Cyril Farrell: 'Brian Cody doesn't teach lads how to hurl. What he teaches them is how to hurl his way'
Limerick knew what was coming, but even they must have been surprised by the ferocity of what Kilkenny threw at them last Saturday.
It started just before the throw-in, when Richie Leahy horsed into the Limerick midfielders as if to say: 'This isn't the Munster final and ye're not playing Tipperary.'
Please log in or register with Independent.ie for free access to this article.
It reminded me of what Galway's Richie Murray, who was only a young lad, did against Kilkenny in the 2001 semi-final. It made a statement that Kilkenny, reigning All-Ireland champions at the time, weren't expecting. Galway won and Brian Cody admitted that he learned a lot from it.
"Somewhere along the line, the standards that we had carefully set together had dropped. Without realising it, we had gone a little soft. That softness didn't take us over in an obvious way but it infiltrated just enough to do damage, It's like rust just beneath the surface; you mightn't be able to spot it, but it's doing damage that will have an effect, probably when you're least expecting it," he wrote in his autobiography.
We can safely say that not once in the last 18 years have Kilkenny been hit by another outbreak of 'softness'. Leahy and Conor Browne put down a marker in the middle of the field even before the game started last Saturday and the rest followed.
People talk about shapes and patterns, plays, ploys and match-ups, and while it sounds good, much of it is pure spoof.
Yes, of course, tactics are used to enhance your own game and undermine the opposition's plans, but they should not be over-emphasised. Cody never has and he's unlikely to start now. You'll hear discussions from time to time on 'what's his secret', but of course it's a not a secret. It's there for everyone to see.
He doesn't teach lads how to hurl because they're obviously up to county standard before they come in. What he teaches them is how to hurl his way.
He talks openly about honesty and genuineness and while that might sound simplistic, it's at the heart of what Kilkenny were and are. Have you ever seen a Kilkenny player stay down after taking a knock? Unless he's injured or badly shaken, he'll bounce back up straight away. It's how they play the game.
And however depleted by injuries Kilkenny may be, you'll never hear Cody mention it. Instead, he'll talk of having 15 players and five subs to work with - and that's all that matters. Someone is missing, so what? There's a replacement. Kilkenny hurling is bigger than any one - or even any five players.
That's the environment in which young players enter the cycle. They know what's expected. In a sense, Cody is able to enjoy his own legacy, which is as it should be, since he accumulated the wealth in the first place.
Rattled Limerick would have known exactly what was coming their way, but they still couldn't deal with it. Now, it must be said that apart from being rattled by having two or three Kilkenny men in their faces nearly every time they got the ball, Limerick's touch in looser play was off for some reason. So was their shooting.

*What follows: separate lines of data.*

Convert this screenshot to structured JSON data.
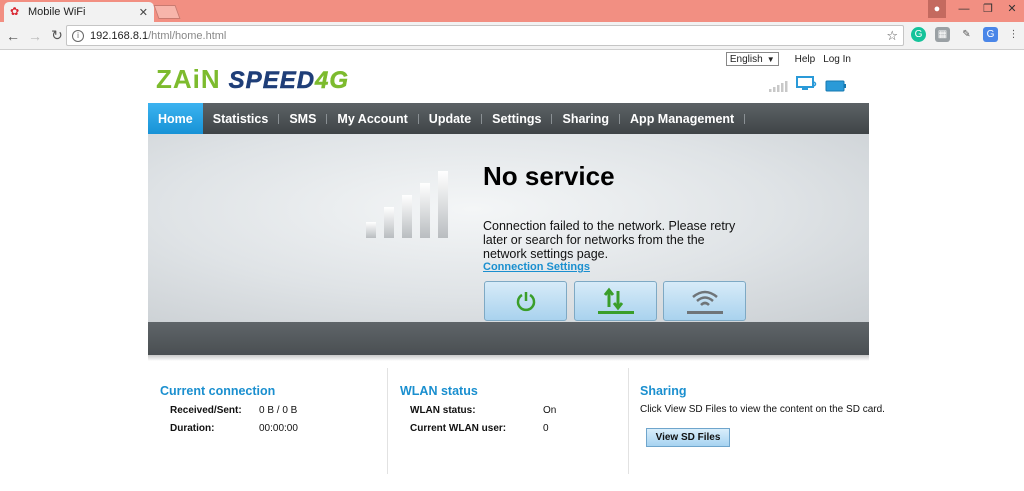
{
  "browser": {
    "tab_title": "Mobile WiFi",
    "tab_close": "✕",
    "url_host": "192.168.8.1",
    "url_path": "/html/home.html"
  },
  "header": {
    "language": "English",
    "help": "Help",
    "login": "Log In",
    "logo_brand": "ZAiN",
    "logo_product_a": "SPEED",
    "logo_product_b": "4G"
  },
  "menu": {
    "items": [
      "Home",
      "Statistics",
      "SMS",
      "My Account",
      "Update",
      "Settings",
      "Sharing",
      "App Management"
    ],
    "active_index": 0
  },
  "hero": {
    "title": "No service",
    "message": "Connection failed to the network. Please retry later or search for networks from the the network settings page.",
    "link": "Connection Settings",
    "signal_level": 0
  },
  "current_connection": {
    "title": "Current connection",
    "received_sent_label": "Received/Sent:",
    "received_sent_value": "0 B /  0 B",
    "duration_label": "Duration:",
    "duration_value": "00:00:00"
  },
  "wlan": {
    "title": "WLAN status",
    "status_label": "WLAN status:",
    "status_value": "On",
    "users_label": "Current WLAN user:",
    "users_value": "0"
  },
  "sharing": {
    "title": "Sharing",
    "description": "Click View SD Files to view the content on the SD card.",
    "button": "View SD Files"
  },
  "colors": {
    "accent": "#1a8fcf",
    "menu_active": "#2aa3e3",
    "logo_green": "#7dbb2e",
    "logo_blue": "#1f3e78"
  }
}
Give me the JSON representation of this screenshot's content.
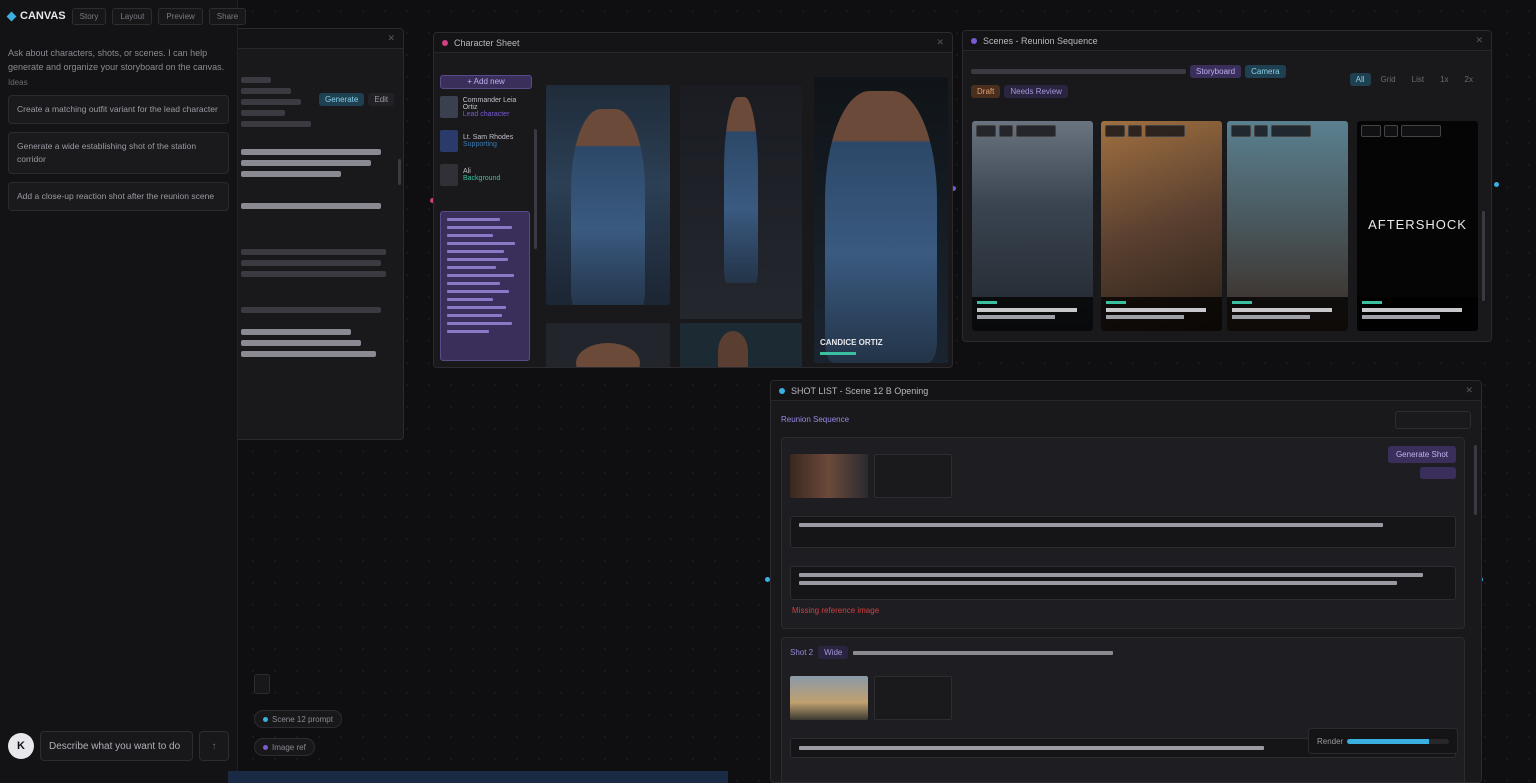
{
  "app": {
    "name": "CANVAS",
    "top_tabs": [
      "Story",
      "Layout",
      "Preview",
      "Share"
    ]
  },
  "chat": {
    "intro": "Ask about characters, shots, or scenes. I can help generate and organize your storyboard on the canvas.",
    "section_label": "Ideas",
    "suggestions": [
      "Create a matching outfit variant for the lead character",
      "Generate a wide establishing shot of the station corridor",
      "Add a close-up reaction shot after the reunion scene"
    ],
    "composer_placeholder": "Describe what you want to do",
    "user_initial": "K"
  },
  "text_panel": {
    "action_label": "Generate",
    "action_secondary": "Edit"
  },
  "character_panel": {
    "title": "Character Sheet",
    "add_label": "+ Add new",
    "characters": [
      {
        "name": "Commander Leia Ortiz",
        "sub": "Lead character"
      },
      {
        "name": "Lt. Sam Rhodes",
        "sub": "Supporting"
      },
      {
        "name": "Ali",
        "sub": "Background"
      }
    ],
    "caption": "CANDICE ORTIZ"
  },
  "scenes_panel": {
    "title": "Scenes - Reunion Sequence",
    "tags": [
      "Storyboard",
      "Camera"
    ],
    "filters": [
      "Draft",
      "Needs Review"
    ],
    "view_options": [
      "All",
      "Grid",
      "List",
      "1x",
      "2x"
    ],
    "scene_overlay_text": "AFTERSHOCK"
  },
  "shot_panel": {
    "title": "SHOT LIST - Scene 12 B Opening",
    "subtitle": "Reunion Sequence",
    "primary_action": "Generate Shot",
    "card2_badge": "Wide",
    "card2_title": "Shot 2",
    "error_text": "Missing reference image"
  },
  "nodes": {
    "node1": "Scene 12 prompt",
    "node2": "Image ref"
  },
  "status": {
    "label": "Render",
    "progress": 0.8
  },
  "colors": {
    "accent_blue": "#3ab0e0",
    "accent_purple": "#7a5ad0",
    "accent_teal": "#3ac0a0",
    "error": "#d04040"
  }
}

They'll be back, of course. John Kiely hit exactly the right note afterwards, one that suggested he was already beginning to digest the lessons of the day, rather than looking for excuses. He might have complained about not getting a '65 at the end, but he didn't. Yes, it could have saved Limerick, but deep down he knew Kilkenny deserved to win.
It was the same with Galway when they lost to Limerick in last year's final. That, too, was a one-point game on the scoreboard, but not in reality. It's always best to acknowledge when a defeat is deserved.
Davy Fitz made no excuses either after Wexford's defeat by Tipperary, even if it was cruel hard for them to take. They did so much right for so long, but lost their way in the final quarter.
They should have scored a few more goals when they had Tipperary in trouble in the first half, but were let down by a lack of experience. They'll learn and be back. As for Davy's future, he has to continue with them. They have made real progress and the journey isn't over yet.
As for Tipp, their heart can never be questioned again. I can never remember a game where a team had three goals disallowed and still won. Top marks too to Liam Sheedy, who made a brave call to change his full-back line. He did it to counteract Wexford's approach, but he would have been savaged if it backfired.
By the way, don't be surprised if James Barry is back for the final. Kilkenny play a straight-up attacking game with Colin Fennelly in an orthodox full-forward role, so Barry could return.
* * * * *
A final point. Reducing the minor age limit to 17 was a mistake and should be scrapped. Subjecting 16- and 17-year-olds to the demands of high-profile provincial and All-Ireland games is not good for them - either in a sporting or personal context. It brings too much pressure and exposure. If it continues, I fear for the development of minors in the future.